We arrived at the party in good spirits. An outdoor barbeque was going full steam. Most of the guests were friends Sigrid grew up with and the families and significant others. It was a bit of a reunion for them. Within ten seconds a beautiful woman named Rebecca handed me a plate of grilled sausages and introduced herself. Her boyfriend Alex followed close behind with a big hello. Someone handed me a glass of wine. Then Alberto handed me an even bigger plate with more food on it. This was by far the most welcoming first 60 seconds I have ever spent among strangers without breaking the law.
I felt like I was at a reunion with my own friends back in Chicago, but I was somewhere in Catalonia looking out at rolling hills on a beautiful day. All the elements I had noticed in Barcelona individual style, freedom of expression, the joy of social interaction, pride an appreciation for the arts, good wine and good food all came together here. We talked for hours, ate, drank danced. One moment you’re lost and the next thing you know, you are right at home having the time of your life. I do not recall one moment while in Barcelona where I did not feel right at home.
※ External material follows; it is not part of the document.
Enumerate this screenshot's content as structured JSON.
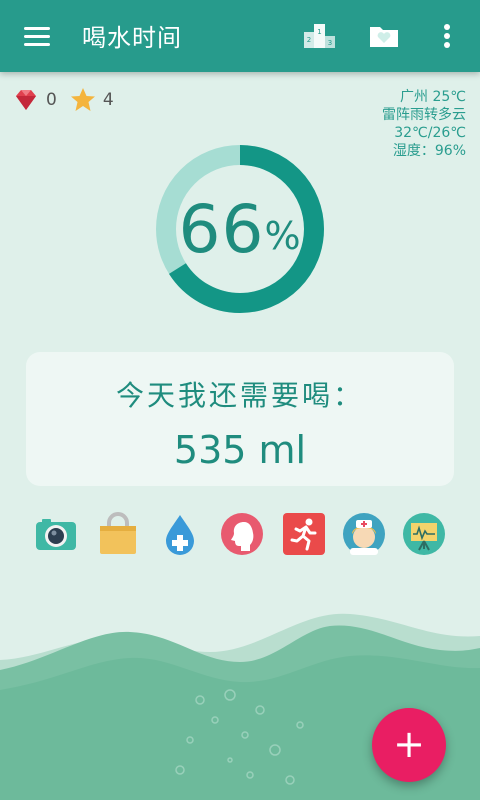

Alberto, kept hugging me and speaking to me in Catalan and Spanish with a huge smile on his face. I did not understand a word, except when he said: “You … you, and patted his heart. I understood that and understand this; people love Barcelona because Barcelona has heart.